Earlier this month, Truth Wins Out, an organization run by ex-gay-group watchdog Wayne Besen,* released an exclusive video of two men describing how ex-gay life coach Alan Downing had encouraged them in separate counseling sessions to stand before a mirror, undress and touch themselves.

A significantly older life coach, who also admits to being attracted to men, making 20-something men strip naked in his office? In the unscientific, unregulated underworld of ex-gay therapy, frauds and hacks of all stripes are getting away with any kind of "therapy" they can think up.

Make no mistake: every major, reputable professional psychological and medical association has stated that not only is there no evidence supporting the possibility of changing somebody’s sexual orientation, but that such programs harm those involved; depression and suicide are all-too-common in the ex-gay world.

Below are some of the strangest and most disturbing techniques ex-gay leaders use in their failed attempts to turn their victims -- who are tragically struggling to reconcile their faith with their sexuality -- straight.

1. Rubber-band therapy

Like all human beings, ex-gays face temptation at every turn. Unlike the rest of us, however, ex-gays are sadly forced to fight their natural attractions. One way to do that, as suggested by ex-gay therapy? Snapping a rubber band on your wrist.

Here’s how Exodus International, the largest ex-gay umbrella group, explains it: “Every time you catch yourself watching someone erotically or engaging in fantasy, snap the band. This will cause a moderate stinging pain, which serves as a shocking reminder of what you are doing. This should help you interrupt the spell.”

“Like a smoker trying to quit smoking, my ex-gay therapist told me to snap this rubber band every time I saw a guy that I was attracted to,” Brian Nesbitt says in a Truth Wins Out video. “It was embarrassing, it was humiliating, and it didn’t work.”

2. Healing touch therapy

The central idea behind ex-gay therapies is a twisted, neo-Freudian theory that homosexual desire is caused when a child doesn’t properly identify with a same-sex parent. As the child develops and enters puberty, he or she sexualizes the need for daddy’s or mommy’s affection.
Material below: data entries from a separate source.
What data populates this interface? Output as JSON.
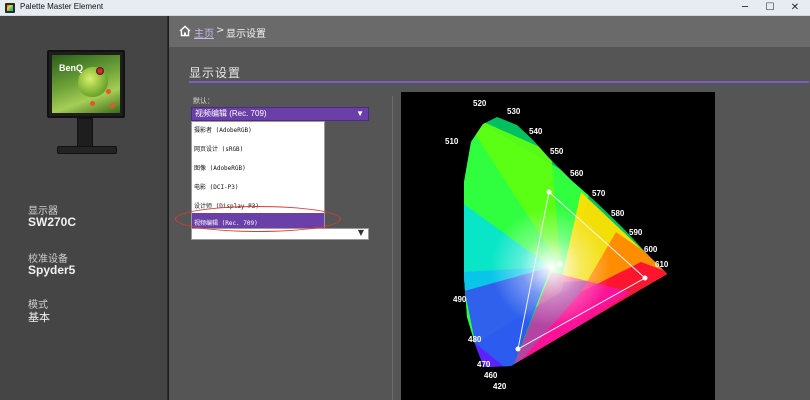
{
  "window": {
    "title": "Palette Master Element",
    "min": "─",
    "max": "☐",
    "close": "✕"
  },
  "sidebar": {
    "brand": "BenQ",
    "display_label": "显示器",
    "display_value": "SW270C",
    "calibration_label": "校准设备",
    "calibration_value": "Spyder5",
    "mode_label": "模式",
    "mode_value": "基本"
  },
  "breadcrumb": {
    "home": "主页",
    "separator": ">",
    "current": "显示设置"
  },
  "section": {
    "title": "显示设置"
  },
  "form": {
    "default_label": "默认：",
    "selected_value": "视频编辑 (Rec. 709)",
    "options": [
      "摄影者 (AdobeRGB)",
      "网页设计 (sRGB)",
      "图像 (AdobeRGB)",
      "电影 (DCI-P3)",
      "设计师 (Display P3)",
      "视频编辑 (Rec. 709)"
    ],
    "highlighted_option": "视频编辑 (Rec. 709)"
  },
  "chart_data": {
    "type": "chromaticity-diagram",
    "wavelength_labels": [
      "520",
      "530",
      "540",
      "510",
      "550",
      "560",
      "570",
      "580",
      "590",
      "600",
      "610",
      "490",
      "480",
      "470",
      "460",
      "420"
    ],
    "gamut_triangle": "Rec. 709"
  }
}
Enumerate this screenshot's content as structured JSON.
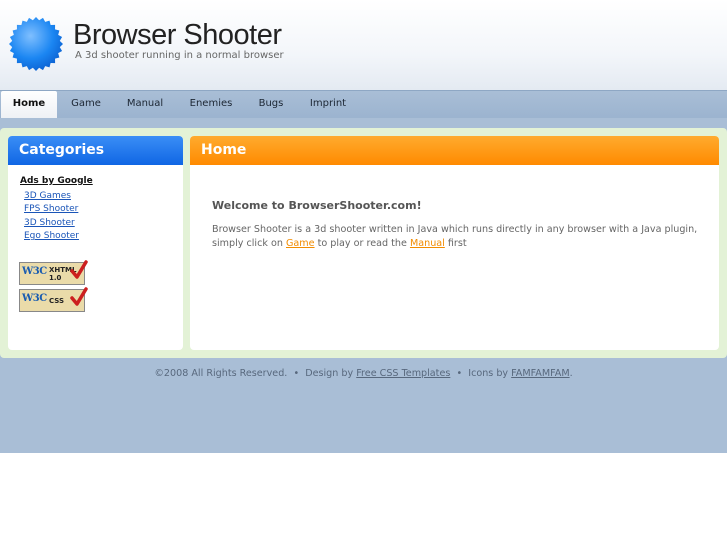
{
  "header": {
    "title": "Browser Shooter",
    "tagline": "A 3d shooter running in a normal browser"
  },
  "nav": {
    "items": [
      {
        "label": "Home",
        "active": true
      },
      {
        "label": "Game"
      },
      {
        "label": "Manual"
      },
      {
        "label": "Enemies"
      },
      {
        "label": "Bugs"
      },
      {
        "label": "Imprint"
      }
    ]
  },
  "sidebar": {
    "title": "Categories",
    "ads_label": "Ads by Google",
    "links": [
      "3D Games",
      "FPS Shooter",
      "3D Shooter",
      "Ego Shooter"
    ],
    "badges": [
      {
        "logo": "W3C",
        "text": "XHTML\n1.0"
      },
      {
        "logo": "W3C",
        "text": "CSS"
      }
    ]
  },
  "main": {
    "title": "Home",
    "welcome": "Welcome to BrowserShooter.com!",
    "text_before": "Browser Shooter is a 3d shooter written in Java which runs directly in any browser with a Java plugin, simply click on ",
    "link_game": "Game",
    "text_middle": " to play or read the ",
    "link_manual": "Manual",
    "text_after": " first"
  },
  "footer": {
    "copyright": "©2008 All Rights Reserved.",
    "sep1": "•",
    "design_by": "Design by",
    "design_link": "Free CSS Templates",
    "sep2": "•",
    "icons_by": "Icons by",
    "icons_link": "FAMFAMFAM",
    "end": "."
  },
  "colors": {
    "accent_blue": "#1a6fe8",
    "accent_orange": "#ff8a00",
    "nav_band": "#a9bed6",
    "frame_green": "#e3f2d6"
  }
}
As discredited ex-gay psychologist Joseph Nicolosi infamously tells concerned Christian fathers, “If you don’t hug your sons, some other man will.” So, how do you restore that father-son bond? By having another man hold him, of course.

Healing touch therapy was something I experienced when I went undercover at Journey into Manhood, a 48-hour ex-gay retreat in Arizona:

Three staff members take a seat in the middle of the room. They demonstrate three different “healing touch” techniques.

First: Side-by-side, where two men sit shoulder-to-shoulder, facing the same direction, their legs outstretched in front of them. The man giving the Healing Touch puts one arm around the receiver.

Second: The Cohen Hold, named after “certified sexual re-orientation coach” and Healing Touch pioneer Richard Cohen. For this position, the receiver sits between the legs of the giver, their chests perpendicular, the receiver’s head resting on the giver’s shoulder. The giver encircles his arms around the receiver.

Third: The Motorcycle. The receiver again sits between the legs of the giver; this time, the receiver leans his back up against the chest of the giver. Again, the giver wraps his arms around the receiver.

One retreat attendee told me that in one cabin, the guys threw their mattresses into the middle of the room and held an all night healing touch session.